The apex court observed that the allegations against the man are very serious and as of today, the victim’s statement recorded under section 164 of the Code of Criminal Procedure (CrPC) is against him.
A vacation bench of Justices M R Shah and Aniruddha Bose was hearing a petition against the May this year order of the Calcutta High Court, which had rejected the man’s plea seeking anticipatory bail in the case lodged in West Bengal.
The case was lodged in October last year for the alleged offenses, including that cheating and criminal intimidation under the Indian Penal Code (IPC) and the relevant provisions of the POCSO Act, 2012.
”You do such an activity, we don’t tolerate.
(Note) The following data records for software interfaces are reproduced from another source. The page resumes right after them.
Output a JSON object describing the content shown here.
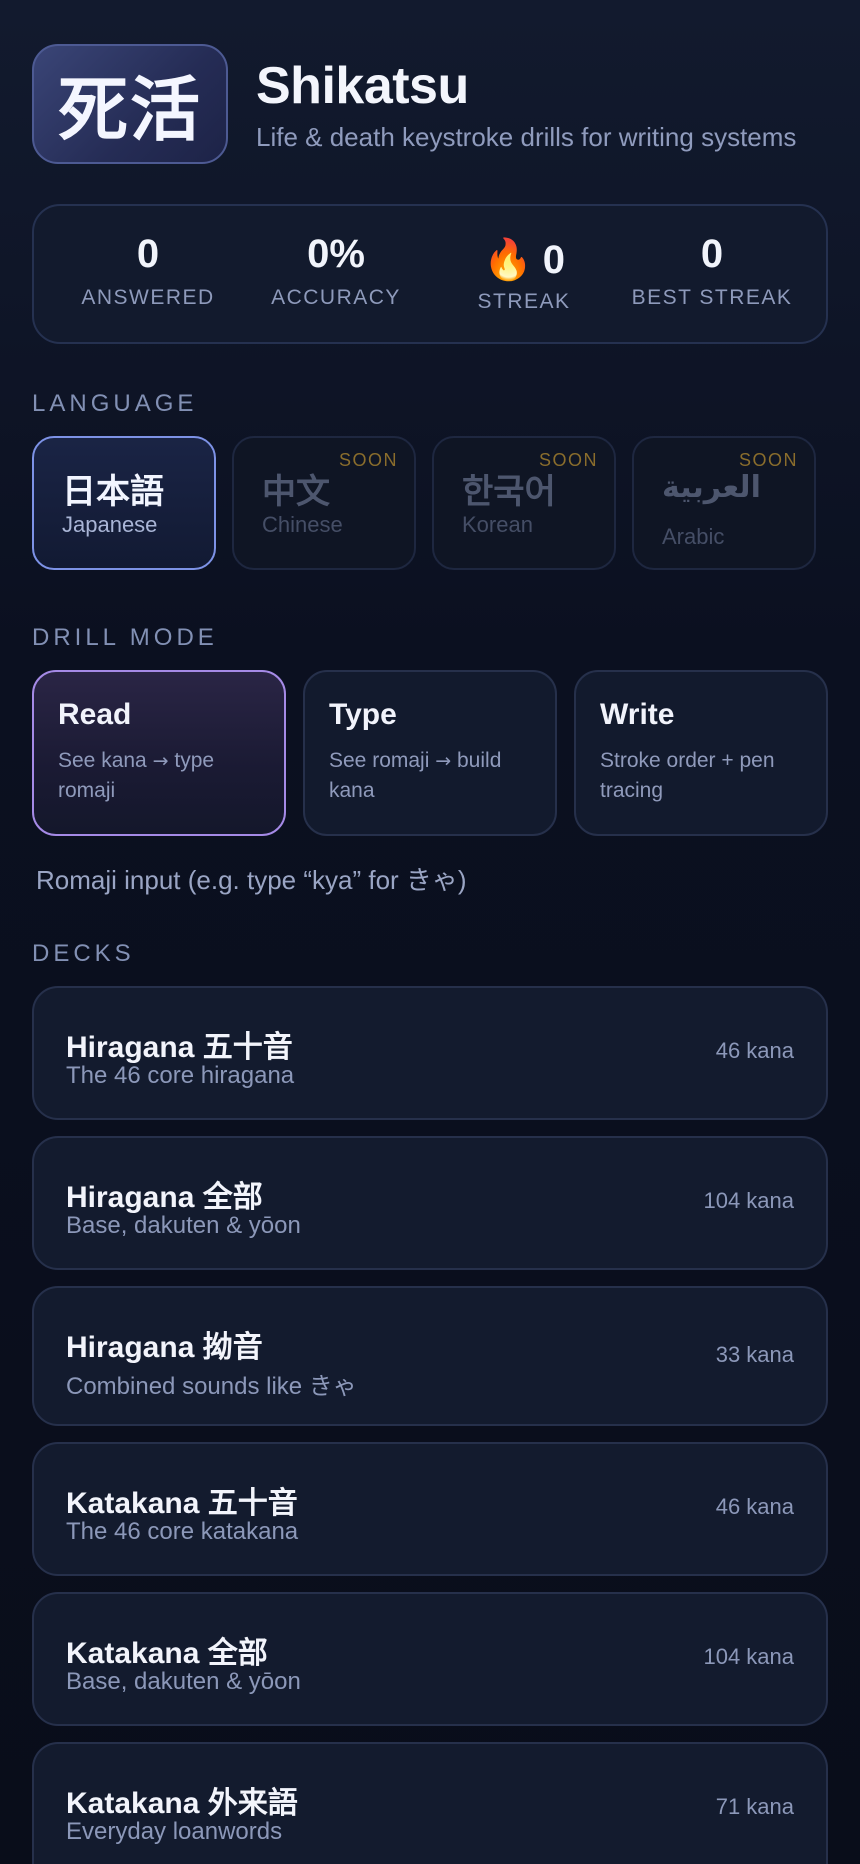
{
  "app": {
    "logo_text": "死活",
    "title": "Shikatsu",
    "subtitle": "Life & death keystroke drills for writing systems"
  },
  "stats": [
    {
      "value": "0",
      "label": "ANSWERED"
    },
    {
      "value": "0%",
      "label": "ACCURACY"
    },
    {
      "value": "0",
      "label": "STREAK",
      "icon": "fire-icon"
    },
    {
      "value": "0",
      "label": "BEST STREAK"
    }
  ],
  "language": {
    "heading": "LANGUAGE",
    "items": [
      {
        "native": "日本語",
        "name": "Japanese",
        "badge": "",
        "active": true
      },
      {
        "native": "中文",
        "name": "Chinese",
        "badge": "SOON",
        "active": false
      },
      {
        "native": "한국어",
        "name": "Korean",
        "badge": "SOON",
        "active": false
      },
      {
        "native": "العربية",
        "name": "Arabic",
        "badge": "SOON",
        "active": false
      }
    ]
  },
  "drill_mode": {
    "heading": "DRILL MODE",
    "items": [
      {
        "title": "Read",
        "desc_before": "See kana",
        "arrow": "→",
        "desc_after": "type romaji",
        "active": true
      },
      {
        "title": "Type",
        "desc_before": "See romaji",
        "arrow": "→",
        "desc_after": "build kana",
        "active": false
      },
      {
        "title": "Write",
        "desc_before": "Stroke order + pen tracing",
        "arrow": "",
        "desc_after": "",
        "active": false
      }
    ],
    "hint": "Romaji input (e.g. type “kya” for きゃ)"
  },
  "decks": {
    "heading": "DECKS",
    "items": [
      {
        "title_latin": "Hiragana",
        "title_cjk": "五十音",
        "subtitle": "The 46 core hiragana",
        "count": "46 kana"
      },
      {
        "title_latin": "Hiragana",
        "title_cjk": "全部",
        "subtitle": "Base, dakuten & yōon",
        "count": "104 kana"
      },
      {
        "title_latin": "Hiragana",
        "title_cjk": "拗音",
        "subtitle": "Combined sounds like きゃ",
        "count": "33 kana"
      },
      {
        "title_latin": "Katakana",
        "title_cjk": "五十音",
        "subtitle": "The 46 core katakana",
        "count": "46 kana"
      },
      {
        "title_latin": "Katakana",
        "title_cjk": "全部",
        "subtitle": "Base, dakuten & yōon",
        "count": "104 kana"
      },
      {
        "title_latin": "Katakana",
        "title_cjk": "外来語",
        "subtitle": "Everyday loanwords",
        "count": "71 kana"
      }
    ]
  },
  "colors": {
    "background": "#0b1020",
    "card": "#121a2d",
    "active_language_border": "#7d92e6",
    "active_mode_border": "#a58ae6",
    "soon_badge": "#8a6d2c",
    "flame": "#ff7a1a"
  }
}
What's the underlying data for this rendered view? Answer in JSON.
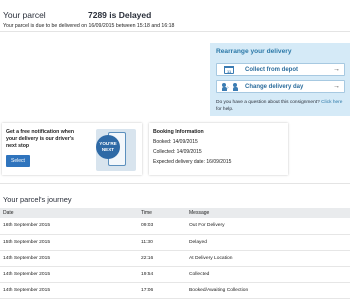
{
  "header": {
    "title": "Your parcel",
    "status": "7289 is Delayed",
    "subtitle": "Your parcel is due to be delivered on 16/09/2015 between 15:18 and 16:18"
  },
  "rearrange": {
    "title": "Rearrange your delivery",
    "collect_label": "Collect from depot",
    "change_label": "Change delivery day",
    "calendar_icon_text": "11",
    "arrow": "→",
    "help_text": "Do you have a question about this consignment?",
    "help_link": "Click here",
    "help_suffix": "for help."
  },
  "notify": {
    "text": "Get a free notification when your delivery is our driver's next stop",
    "button": "Select",
    "badge": "YOU'RE NEXT"
  },
  "booking": {
    "title": "Booking Information",
    "booked": "Booked: 14/09/2015",
    "collected": "Collected: 14/09/2015",
    "expected": "Expected delivery date: 16/09/2015"
  },
  "journey": {
    "title": "Your parcel's journey",
    "columns": [
      "Date",
      "Time",
      "Message"
    ],
    "rows": [
      {
        "date": "16th September 2015",
        "time": "09:03",
        "message": "Out For Delivery"
      },
      {
        "date": "15th September 2015",
        "time": "11:30",
        "message": "Delayed"
      },
      {
        "date": "14th September 2015",
        "time": "22:16",
        "message": "At Delivery Location"
      },
      {
        "date": "14th September 2015",
        "time": "19:54",
        "message": "Collected"
      },
      {
        "date": "14th September 2015",
        "time": "17:06",
        "message": "Booked/Awaiting Collection"
      }
    ]
  }
}
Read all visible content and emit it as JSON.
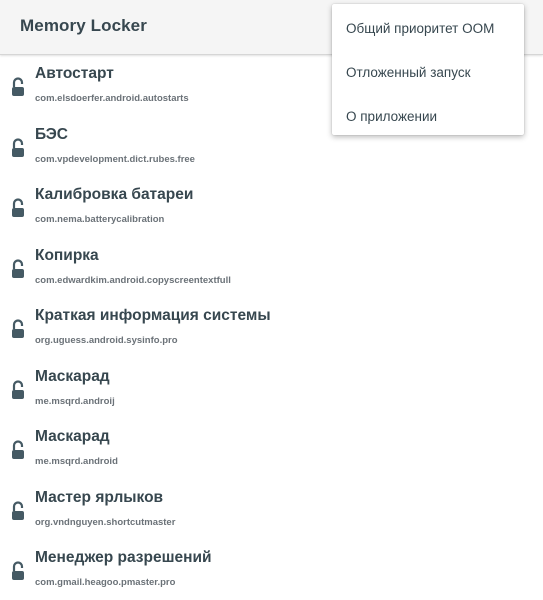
{
  "toolbar": {
    "title": "Memory Locker"
  },
  "menu": {
    "items": [
      {
        "label": "Общий приоритет ООМ"
      },
      {
        "label": "Отложенный запуск"
      },
      {
        "label": "О приложении"
      }
    ]
  },
  "apps": [
    {
      "name": "Автостарт",
      "package": "com.elsdoerfer.android.autostarts",
      "icon": "lock-open-icon"
    },
    {
      "name": "БЭС",
      "package": "com.vpdevelopment.dict.rubes.free",
      "icon": "lock-open-icon"
    },
    {
      "name": "Калибровка батареи",
      "package": "com.nema.batterycalibration",
      "icon": "lock-open-icon"
    },
    {
      "name": "Копирка",
      "package": "com.edwardkim.android.copyscreentextfull",
      "icon": "lock-open-icon"
    },
    {
      "name": "Краткая информация системы",
      "package": "org.uguess.android.sysinfo.pro",
      "icon": "lock-open-icon"
    },
    {
      "name": "Маскарад",
      "package": "me.msqrd.androij",
      "icon": "lock-open-icon"
    },
    {
      "name": "Маскарад",
      "package": "me.msqrd.android",
      "icon": "lock-open-icon"
    },
    {
      "name": "Мастер ярлыков",
      "package": "org.vndnguyen.shortcutmaster",
      "icon": "lock-open-icon"
    },
    {
      "name": "Менеджер разрешений",
      "package": "com.gmail.heagoo.pmaster.pro",
      "icon": "lock-open-icon"
    }
  ],
  "colors": {
    "text": "#37474f",
    "secondary_text": "#6b7278",
    "toolbar_bg": "#f5f5f5",
    "icon": "#455a64"
  }
}
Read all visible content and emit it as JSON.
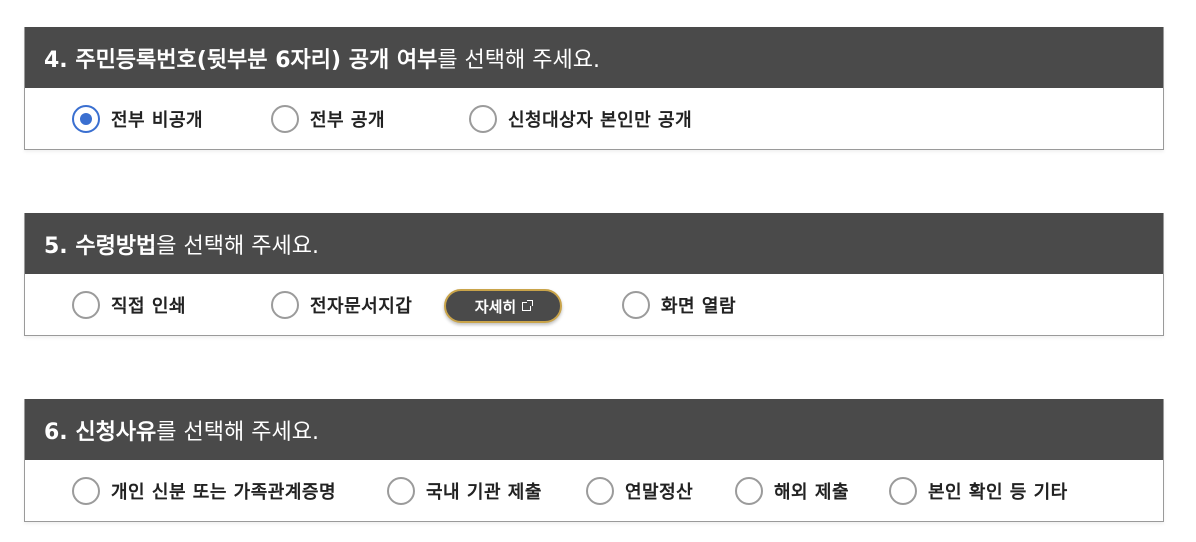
{
  "sections": [
    {
      "header_bold": "4. 주민등록번호(뒷부분 6자리) 공개 여부",
      "header_rest": "를 선택해 주세요.",
      "options": [
        {
          "label": "전부 비공개",
          "checked": true
        },
        {
          "label": "전부 공개",
          "checked": false
        },
        {
          "label": "신청대상자 본인만 공개",
          "checked": false
        }
      ]
    },
    {
      "header_bold": "5. 수령방법",
      "header_rest": "을 선택해 주세요.",
      "options": [
        {
          "label": "직접 인쇄",
          "checked": false
        },
        {
          "label": "전자문서지갑",
          "checked": false
        },
        {
          "label": "화면 열람",
          "checked": false
        }
      ],
      "detail_button": "자세히"
    },
    {
      "header_bold": "6. 신청사유",
      "header_rest": "를 선택해 주세요.",
      "options": [
        {
          "label": "개인 신분 또는 가족관계증명",
          "checked": false
        },
        {
          "label": "국내 기관 제출",
          "checked": false
        },
        {
          "label": "연말정산",
          "checked": false
        },
        {
          "label": "해외 제출",
          "checked": false
        },
        {
          "label": "본인 확인 등 기타",
          "checked": false
        }
      ]
    }
  ],
  "colors": {
    "header_bg": "#4a4a4a",
    "radio_checked": "#3a6fd0",
    "button_border": "#c9a44a"
  }
}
In our society, we don’t take a photograph of a young girl and then threaten,” the top court observed.
The counsel appearing for the man told the bench that he had joined the investigation and is cooperating in the probe. ”How can you take a nude photograph and then threaten?,” the top court said, adding, ”As of today, the 164 (of CrPC) statement is against you. There are very serious allegations.” The council said there is no allegation against the man that he has not cooperated in the investigation.
The advocate argued that the man is ready to cooperate in every way and is ready to abide by any condition that the apex court may impose upon him.
”Sorry. Rejected,” the bench orally said.
The man had earlier approached the high court seeking anticipatory bail claiming that he has been falsely implicated in the case.
The counsel appearing for the state had argued before the high court that the de-facto complainant alleges wrongdoings to her while she was minor and there is a statement of the victim recorded under section 164 of the CrPC before a magistrate to such an effect.
The lawyer appearing for the de-facto complainant had contended before the high court that the petitioner was in a relationship with the victim while she was a minor and her offensive photographs and videography were taken by him.
”There is a statement of the victim recorded under section 164 of the Criminal Procedure Code. There are money transactions between the victim, the de-facto complainant on one part, and the petitioner,” the high court had noted in its order.
”Considering the entirety of the materials in the case diary, we are unable to grant anticipatory bail to the petitioner,” it had said.